The District's K, 6th, and 9th placement letters were to be mailed out on Friday, which would mean that they would start showing up in mailboxes Saturday. I am not by nature a conspiracy theorist and I feel confident that the letters got mailed on Friday, but apparently none were received yesterday.
(I hope that this inspires action on behalf of the United States Postal Service; between the hiring freeze, the concerted effort to destroy USPS and public worker pensions in one go, and the enormous budget cuts, it is no wonder that our local postal workers couldn't sort and deliver 14,000 extra letters in less than twenty four hours.)
This will actually make my Monday easier, since the Monday after Enrollment Letter Saturday often brings a number of unscheduled tours to my Kindergarten. Invariably, I forget about this and schedule some extraordinarily messy project and end up answering parent questions while begrimed.
(Which reminds me: families, never tour schools during the last week in May. This seems to be popular at several southeast side schools. Last year, some families came by just as the chicks were moving out of the classroom - leaving a messy and suspiciously empty brooder behind them - and shortly before we embarked on our abstract expressionist painting project, an experience so messy that I bagged the kids' shoes before we started last year.)
That said, I am reminded again that while teachers have strict timelines, no one else does. Classroom teachers have to be ready the first day of school; out of classroom teachers - who are paid for the same in-service days teachers are - do not need to worry about this, since they can set up their rooms after the start of school and begin student services after a couple of weeks. I do not think it is too much to ask EPC to get their data report out on March 15. I recognize that they are very busy and could probably use more staff; I am also very busy and could use additional support. But I still must get all my assessments finished and uploaded by the deadline.
I also find it interesting that SFUSD is embarking on a project to upgrade its technology and infrastructure. I certainly hope this will include a change of policy in school budgeting. Presently, all technology must be purchased out of school site budgets; there is no central funding. Given that technology is required in the Common Core standards, this has to become a centrally-budgeted item.

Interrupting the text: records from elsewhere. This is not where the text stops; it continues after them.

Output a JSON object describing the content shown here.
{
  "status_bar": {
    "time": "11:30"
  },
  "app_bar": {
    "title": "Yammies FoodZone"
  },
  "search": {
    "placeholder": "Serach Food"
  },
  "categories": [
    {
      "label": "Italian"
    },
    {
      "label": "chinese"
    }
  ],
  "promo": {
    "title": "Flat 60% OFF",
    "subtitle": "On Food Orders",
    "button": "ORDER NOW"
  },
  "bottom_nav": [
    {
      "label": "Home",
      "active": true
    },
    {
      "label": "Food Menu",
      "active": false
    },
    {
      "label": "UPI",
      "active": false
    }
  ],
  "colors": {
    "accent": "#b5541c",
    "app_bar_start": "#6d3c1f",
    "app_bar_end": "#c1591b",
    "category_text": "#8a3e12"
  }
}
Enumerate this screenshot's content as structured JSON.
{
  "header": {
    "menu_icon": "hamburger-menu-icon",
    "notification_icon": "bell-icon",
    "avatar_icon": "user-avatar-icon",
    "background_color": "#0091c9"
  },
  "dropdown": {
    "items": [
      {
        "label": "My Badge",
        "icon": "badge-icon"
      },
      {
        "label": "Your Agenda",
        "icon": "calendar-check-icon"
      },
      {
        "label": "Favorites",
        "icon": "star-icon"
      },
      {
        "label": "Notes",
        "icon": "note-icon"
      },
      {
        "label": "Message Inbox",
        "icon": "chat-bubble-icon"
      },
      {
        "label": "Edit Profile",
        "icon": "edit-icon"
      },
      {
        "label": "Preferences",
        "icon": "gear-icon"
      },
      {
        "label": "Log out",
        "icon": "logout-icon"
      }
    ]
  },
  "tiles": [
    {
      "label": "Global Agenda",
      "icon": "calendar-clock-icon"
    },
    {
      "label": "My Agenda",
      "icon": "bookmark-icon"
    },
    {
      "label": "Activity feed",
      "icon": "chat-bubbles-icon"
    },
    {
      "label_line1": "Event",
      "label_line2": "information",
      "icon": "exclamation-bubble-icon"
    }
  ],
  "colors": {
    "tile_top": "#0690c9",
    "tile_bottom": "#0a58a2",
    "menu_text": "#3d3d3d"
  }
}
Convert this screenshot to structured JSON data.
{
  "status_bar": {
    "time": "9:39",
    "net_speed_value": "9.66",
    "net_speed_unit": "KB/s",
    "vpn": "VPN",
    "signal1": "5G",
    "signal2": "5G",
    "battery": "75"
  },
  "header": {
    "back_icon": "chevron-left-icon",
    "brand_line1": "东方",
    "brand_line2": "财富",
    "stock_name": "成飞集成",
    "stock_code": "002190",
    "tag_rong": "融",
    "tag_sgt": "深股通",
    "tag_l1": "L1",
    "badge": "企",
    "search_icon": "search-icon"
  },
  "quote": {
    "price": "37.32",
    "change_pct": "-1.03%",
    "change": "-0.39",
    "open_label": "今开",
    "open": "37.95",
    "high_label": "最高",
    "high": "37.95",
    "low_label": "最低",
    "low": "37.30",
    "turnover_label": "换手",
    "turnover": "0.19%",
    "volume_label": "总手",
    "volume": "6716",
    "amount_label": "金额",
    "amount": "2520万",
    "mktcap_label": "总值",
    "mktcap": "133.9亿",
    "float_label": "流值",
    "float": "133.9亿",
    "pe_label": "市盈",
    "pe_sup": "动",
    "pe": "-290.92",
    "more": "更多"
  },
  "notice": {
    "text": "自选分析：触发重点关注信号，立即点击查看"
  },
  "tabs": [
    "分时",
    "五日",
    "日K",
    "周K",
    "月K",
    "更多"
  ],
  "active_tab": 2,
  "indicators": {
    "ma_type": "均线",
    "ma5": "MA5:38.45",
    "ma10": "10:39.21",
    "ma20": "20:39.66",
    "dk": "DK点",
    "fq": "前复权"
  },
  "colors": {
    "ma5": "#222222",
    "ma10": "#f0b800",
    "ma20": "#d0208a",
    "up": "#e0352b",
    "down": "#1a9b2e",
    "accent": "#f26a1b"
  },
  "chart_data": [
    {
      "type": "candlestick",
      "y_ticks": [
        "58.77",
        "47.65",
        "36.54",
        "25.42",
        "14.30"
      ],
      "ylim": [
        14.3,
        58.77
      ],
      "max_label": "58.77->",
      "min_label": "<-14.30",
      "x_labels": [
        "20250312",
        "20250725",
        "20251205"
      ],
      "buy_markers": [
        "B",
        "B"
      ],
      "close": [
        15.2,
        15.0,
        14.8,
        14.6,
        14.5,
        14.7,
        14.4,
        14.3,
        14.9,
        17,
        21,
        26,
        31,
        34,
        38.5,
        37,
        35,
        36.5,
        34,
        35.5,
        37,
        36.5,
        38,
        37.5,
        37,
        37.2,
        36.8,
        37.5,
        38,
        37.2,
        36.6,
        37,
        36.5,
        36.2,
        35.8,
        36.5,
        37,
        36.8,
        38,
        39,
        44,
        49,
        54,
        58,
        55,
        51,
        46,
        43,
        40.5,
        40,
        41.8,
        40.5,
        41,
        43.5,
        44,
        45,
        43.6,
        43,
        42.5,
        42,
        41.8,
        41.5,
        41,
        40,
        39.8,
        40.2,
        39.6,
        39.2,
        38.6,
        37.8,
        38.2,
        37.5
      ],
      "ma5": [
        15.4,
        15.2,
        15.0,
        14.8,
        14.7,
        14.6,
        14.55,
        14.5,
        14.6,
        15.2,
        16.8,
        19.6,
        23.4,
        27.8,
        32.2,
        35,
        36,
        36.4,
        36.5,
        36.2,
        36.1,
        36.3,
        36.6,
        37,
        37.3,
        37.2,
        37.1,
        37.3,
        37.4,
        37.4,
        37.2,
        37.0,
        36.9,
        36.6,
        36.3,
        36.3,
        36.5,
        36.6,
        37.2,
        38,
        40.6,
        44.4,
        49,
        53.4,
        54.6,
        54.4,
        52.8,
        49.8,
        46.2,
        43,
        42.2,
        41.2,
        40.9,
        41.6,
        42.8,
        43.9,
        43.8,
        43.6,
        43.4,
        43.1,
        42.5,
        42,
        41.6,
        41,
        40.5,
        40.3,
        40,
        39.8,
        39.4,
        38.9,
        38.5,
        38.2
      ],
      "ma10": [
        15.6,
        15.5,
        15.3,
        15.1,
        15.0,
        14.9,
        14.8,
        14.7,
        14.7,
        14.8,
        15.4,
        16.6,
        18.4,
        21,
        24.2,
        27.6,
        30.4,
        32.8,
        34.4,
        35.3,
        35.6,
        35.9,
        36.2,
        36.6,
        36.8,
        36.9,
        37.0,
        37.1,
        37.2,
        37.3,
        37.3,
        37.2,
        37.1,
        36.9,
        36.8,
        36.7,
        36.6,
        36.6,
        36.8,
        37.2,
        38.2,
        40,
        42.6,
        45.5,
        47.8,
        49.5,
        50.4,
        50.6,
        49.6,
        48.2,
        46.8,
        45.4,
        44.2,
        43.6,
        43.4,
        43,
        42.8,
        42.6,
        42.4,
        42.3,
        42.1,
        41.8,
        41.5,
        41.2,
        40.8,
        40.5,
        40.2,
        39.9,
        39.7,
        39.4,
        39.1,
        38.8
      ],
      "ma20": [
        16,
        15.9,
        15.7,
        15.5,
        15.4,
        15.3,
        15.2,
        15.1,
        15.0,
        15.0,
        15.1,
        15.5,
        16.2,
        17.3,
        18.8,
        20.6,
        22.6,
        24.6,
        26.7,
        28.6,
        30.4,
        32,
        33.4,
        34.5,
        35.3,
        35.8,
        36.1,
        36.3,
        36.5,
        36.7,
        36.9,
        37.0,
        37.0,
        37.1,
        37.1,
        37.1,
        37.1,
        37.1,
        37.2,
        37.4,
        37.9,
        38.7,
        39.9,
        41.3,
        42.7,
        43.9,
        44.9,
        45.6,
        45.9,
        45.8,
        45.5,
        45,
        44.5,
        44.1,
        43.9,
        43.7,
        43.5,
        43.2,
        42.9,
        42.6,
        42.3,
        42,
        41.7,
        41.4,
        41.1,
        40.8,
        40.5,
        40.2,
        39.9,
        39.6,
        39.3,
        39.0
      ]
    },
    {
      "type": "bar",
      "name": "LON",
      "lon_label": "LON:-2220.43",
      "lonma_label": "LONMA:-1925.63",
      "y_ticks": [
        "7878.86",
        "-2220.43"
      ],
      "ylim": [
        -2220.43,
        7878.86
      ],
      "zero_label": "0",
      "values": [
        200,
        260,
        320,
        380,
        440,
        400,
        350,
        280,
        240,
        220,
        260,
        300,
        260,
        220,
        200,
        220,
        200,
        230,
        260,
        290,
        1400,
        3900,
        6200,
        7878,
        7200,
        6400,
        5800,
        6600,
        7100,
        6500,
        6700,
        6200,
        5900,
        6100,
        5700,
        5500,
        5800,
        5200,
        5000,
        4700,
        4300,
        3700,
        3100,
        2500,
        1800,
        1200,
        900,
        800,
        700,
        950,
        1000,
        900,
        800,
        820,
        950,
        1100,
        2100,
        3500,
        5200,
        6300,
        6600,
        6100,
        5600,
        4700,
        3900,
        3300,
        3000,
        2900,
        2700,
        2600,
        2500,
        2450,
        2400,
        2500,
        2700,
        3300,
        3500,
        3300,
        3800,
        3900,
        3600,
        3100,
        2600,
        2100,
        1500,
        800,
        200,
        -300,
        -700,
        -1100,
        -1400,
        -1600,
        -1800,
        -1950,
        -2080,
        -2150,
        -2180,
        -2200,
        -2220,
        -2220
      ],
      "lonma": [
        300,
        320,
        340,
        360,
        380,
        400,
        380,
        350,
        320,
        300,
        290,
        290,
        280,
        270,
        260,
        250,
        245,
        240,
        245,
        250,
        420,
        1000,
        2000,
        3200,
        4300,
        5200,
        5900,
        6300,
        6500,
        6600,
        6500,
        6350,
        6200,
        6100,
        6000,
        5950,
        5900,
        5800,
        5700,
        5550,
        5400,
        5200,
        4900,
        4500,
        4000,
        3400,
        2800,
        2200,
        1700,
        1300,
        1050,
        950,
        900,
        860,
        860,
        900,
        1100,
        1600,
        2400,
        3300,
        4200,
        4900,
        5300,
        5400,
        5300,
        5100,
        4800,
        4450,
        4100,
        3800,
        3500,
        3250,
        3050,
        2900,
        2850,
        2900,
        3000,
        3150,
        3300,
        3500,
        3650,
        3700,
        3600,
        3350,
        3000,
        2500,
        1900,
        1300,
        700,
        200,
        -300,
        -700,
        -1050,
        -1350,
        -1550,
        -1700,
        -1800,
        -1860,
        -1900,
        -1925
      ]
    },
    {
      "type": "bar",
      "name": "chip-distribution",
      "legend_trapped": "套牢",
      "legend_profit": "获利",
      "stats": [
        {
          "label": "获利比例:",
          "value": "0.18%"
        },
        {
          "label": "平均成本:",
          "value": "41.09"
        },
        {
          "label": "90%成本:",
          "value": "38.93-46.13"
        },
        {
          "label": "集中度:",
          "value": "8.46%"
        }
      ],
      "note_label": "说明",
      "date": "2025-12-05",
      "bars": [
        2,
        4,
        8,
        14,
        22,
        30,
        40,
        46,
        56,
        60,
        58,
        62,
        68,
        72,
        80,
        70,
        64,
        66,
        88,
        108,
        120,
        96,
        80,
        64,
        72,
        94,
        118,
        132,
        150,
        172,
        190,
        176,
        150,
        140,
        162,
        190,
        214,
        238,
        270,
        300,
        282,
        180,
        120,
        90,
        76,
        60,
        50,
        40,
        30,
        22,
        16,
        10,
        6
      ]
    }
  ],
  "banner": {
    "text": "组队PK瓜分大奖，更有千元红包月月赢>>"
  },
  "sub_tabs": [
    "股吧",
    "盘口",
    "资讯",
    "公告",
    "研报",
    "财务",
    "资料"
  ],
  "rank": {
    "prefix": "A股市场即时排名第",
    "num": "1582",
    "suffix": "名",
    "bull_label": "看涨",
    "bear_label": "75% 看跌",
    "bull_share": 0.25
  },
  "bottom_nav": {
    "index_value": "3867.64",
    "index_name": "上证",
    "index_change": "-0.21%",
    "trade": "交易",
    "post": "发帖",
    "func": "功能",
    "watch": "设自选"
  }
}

Central budgeting would be helpful anyway because it would mean a simpler infrastructure to maintain. (I believe that schools must purchase certain types of computers, but everyone I know gets their technology by grant or pocketbook, and that means lots of different operating systems.)